by Andy Ross |
When it comes to rejection, I’m a real wuss. I don’t think I could ever pitch my writing to an agent. I’m amazed at how courageous writers are, and I always feel shame when I know that I have hurt someone with a rejection. In my job, I get plenty of rejection letters from editors in response to my submissions. I estimate I have received over 5000 in my few years at this job. Sometimes it seems a little like my social life in high school.
Many of my pitches are for memoirs and novels. Here’s what I can tell you about how publishers evaluate these genres. So many of the published memoirs are driven by celebrity. These are, in reality, book-like glitzy packages, usually written by someone other than the putative author. For those of you who like that kind of book, I refer you to Kardashian Konfidential, St. Martin’s Press (2010), written by God only knows who. For the rest of us, it’s almost impossible to find a publisher for a personal memoir.
Certainly there are some examples of family memoirs that have succeeded. The Glass Castle by Jeanette Walls comes to mind. Or The Liar’s Club by Mary Karr. These books rise to the level of high literature. They’re the exceptions though, and I can only imagine the difficulty they must have had finding a publisher. I’ve represented some very good memoirs. Yes. As good as The Liar’s Club. I couldn’t get them published. No dishonor. Just disappointment.
Similarly with fiction. And I have written about this as well in a previous blog post. Literary fiction is especially difficult to get published for the simple reason that it rarely sells enough to be a profitable venture. Most editors evaluate 200-500 novels a year. All of them have been heavily vetted by agents. Most of them are good enough to get published. An editor may acquire 10. And the rejection is usually based on marketing, not on aesthetics. (“This book is too dark for book groups.” — “This book seems too quiet.”) As a result I only represent a few novels a year. Most of the greatest novelists of our time have experienced these kinds of rejections.
Some agents are nice guys and have a warm and fuzzy vibe. Others may seem dour, forbidding, arrogant, or world weary. If you are fearful of laying yourself wide open to an agent, here’s what I recommend: Don’t even try to pitch your book. It’s probably more effective sending an agent a query letter and a sample when they get back to the office. Instead, just ask them some questions. Agents know about the publishing process and the market, and you can learn a lot by having a conversation with them.
Ask them what they are looking for when they read a memoir or a novel. Ask them what turns them on and what turns them off. Ask them for advice about finding the right agent. Try to find out what agents and editors are talking about with each other. Ask them what grabs their attention in the first paragraph. The information will be invaluable. And you won’t have to suffer the indignity of a face-to-face rejection. Of course, ask them at the end if you can send them a query and submission. More than likely they will put it at the top of their queue.
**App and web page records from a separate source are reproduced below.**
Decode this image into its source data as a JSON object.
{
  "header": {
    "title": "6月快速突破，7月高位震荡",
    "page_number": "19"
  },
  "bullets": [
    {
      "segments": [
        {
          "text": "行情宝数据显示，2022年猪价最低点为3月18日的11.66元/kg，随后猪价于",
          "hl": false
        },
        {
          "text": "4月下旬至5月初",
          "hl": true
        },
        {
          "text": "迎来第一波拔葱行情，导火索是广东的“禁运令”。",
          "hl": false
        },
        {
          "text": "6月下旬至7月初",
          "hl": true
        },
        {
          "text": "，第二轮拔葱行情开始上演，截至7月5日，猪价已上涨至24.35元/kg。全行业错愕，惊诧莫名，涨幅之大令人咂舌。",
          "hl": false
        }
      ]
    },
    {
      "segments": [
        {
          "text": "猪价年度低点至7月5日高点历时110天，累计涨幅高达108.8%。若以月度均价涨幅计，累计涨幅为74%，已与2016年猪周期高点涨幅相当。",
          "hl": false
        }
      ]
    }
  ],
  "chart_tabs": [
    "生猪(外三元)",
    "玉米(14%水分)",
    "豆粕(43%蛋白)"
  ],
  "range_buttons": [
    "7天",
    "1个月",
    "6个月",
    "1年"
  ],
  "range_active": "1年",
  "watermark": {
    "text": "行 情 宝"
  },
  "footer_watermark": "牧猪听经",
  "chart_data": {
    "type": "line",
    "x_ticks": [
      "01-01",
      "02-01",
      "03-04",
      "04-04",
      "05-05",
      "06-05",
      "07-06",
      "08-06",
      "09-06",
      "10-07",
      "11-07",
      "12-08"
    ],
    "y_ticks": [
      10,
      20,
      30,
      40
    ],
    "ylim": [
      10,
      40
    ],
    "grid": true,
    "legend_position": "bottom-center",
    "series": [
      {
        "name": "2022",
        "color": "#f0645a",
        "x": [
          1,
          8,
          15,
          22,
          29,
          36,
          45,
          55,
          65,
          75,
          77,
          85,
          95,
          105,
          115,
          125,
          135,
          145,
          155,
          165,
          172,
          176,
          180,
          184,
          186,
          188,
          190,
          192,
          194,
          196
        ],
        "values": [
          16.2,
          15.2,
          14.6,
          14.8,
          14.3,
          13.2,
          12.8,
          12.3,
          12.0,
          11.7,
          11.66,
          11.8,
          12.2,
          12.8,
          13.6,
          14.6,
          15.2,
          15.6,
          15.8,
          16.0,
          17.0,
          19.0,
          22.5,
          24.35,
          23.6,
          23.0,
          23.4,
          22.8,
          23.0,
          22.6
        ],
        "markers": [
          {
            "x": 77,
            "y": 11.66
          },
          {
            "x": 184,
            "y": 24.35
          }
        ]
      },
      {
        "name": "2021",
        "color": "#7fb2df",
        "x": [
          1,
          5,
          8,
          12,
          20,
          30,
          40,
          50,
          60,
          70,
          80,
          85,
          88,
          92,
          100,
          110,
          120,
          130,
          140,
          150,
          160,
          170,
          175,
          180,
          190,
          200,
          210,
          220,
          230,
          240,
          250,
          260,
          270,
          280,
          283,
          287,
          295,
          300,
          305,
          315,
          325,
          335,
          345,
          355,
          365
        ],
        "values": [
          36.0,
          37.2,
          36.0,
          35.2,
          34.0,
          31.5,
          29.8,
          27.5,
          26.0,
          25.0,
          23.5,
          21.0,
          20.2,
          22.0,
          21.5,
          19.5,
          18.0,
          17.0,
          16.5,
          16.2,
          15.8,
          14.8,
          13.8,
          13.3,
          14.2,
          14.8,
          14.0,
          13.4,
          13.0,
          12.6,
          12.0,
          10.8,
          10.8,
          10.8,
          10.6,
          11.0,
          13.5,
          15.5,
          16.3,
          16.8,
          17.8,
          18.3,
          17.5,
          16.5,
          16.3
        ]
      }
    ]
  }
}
Most writers who attend the conferences, most writers who pitch to agents at any conference, aren’t going to find a home with a big New York publisher. But it’s important to remember that the writing, itself, is the end, not the means. It’s the journey that counts. And a few people will reach the end and receive the gold cup. More likely though, you will slip on a banana peel ten feet from the finish line. Ah, but what a trip it’s been. How much you must have grown in the process. Writing is a profound journey of discovery. Publication, well, it’s a business transaction.
Nobody said it better than Ann Lamott in Bird by Bird. She tells us:
“…publication is not all it’s cracked up to be. But writing is. Writing has so much to give, so much to teach, so many surprises. That thing you had to force yourself to do — the actual act of writing — turns out to be the best part. It’s like discovering that while you thought you needed the tea ceremony for the caffeine, what you really needed was the tea ceremony. The act of writing turns out to be its own reward.”
Practice the techniques suggested by Andy Ross and register for Pitch-O-Rama, March 21st. Just click HERE!
About the author: Andy Ross represents authors who write books in a wide range of subjects including: narrative non-fiction, science, journalism, history, current affairs, contemporary culture, religion, children’s books and commercial and literary fiction. He is eager to work with projects in most genres as long as the subject or its treatment is smart, original, and will appeal to a wide readership. In narrative non-fiction he looks for writing with a strong voice and robust narrative arc. He likes books that tell a big story about culture and society by authors with the authority to write about their subject. For literary, commercial, and children’s fiction, he has only one requirement–a simple one–that the writing reveal the terrain of that vast and unexplored country, the human heart.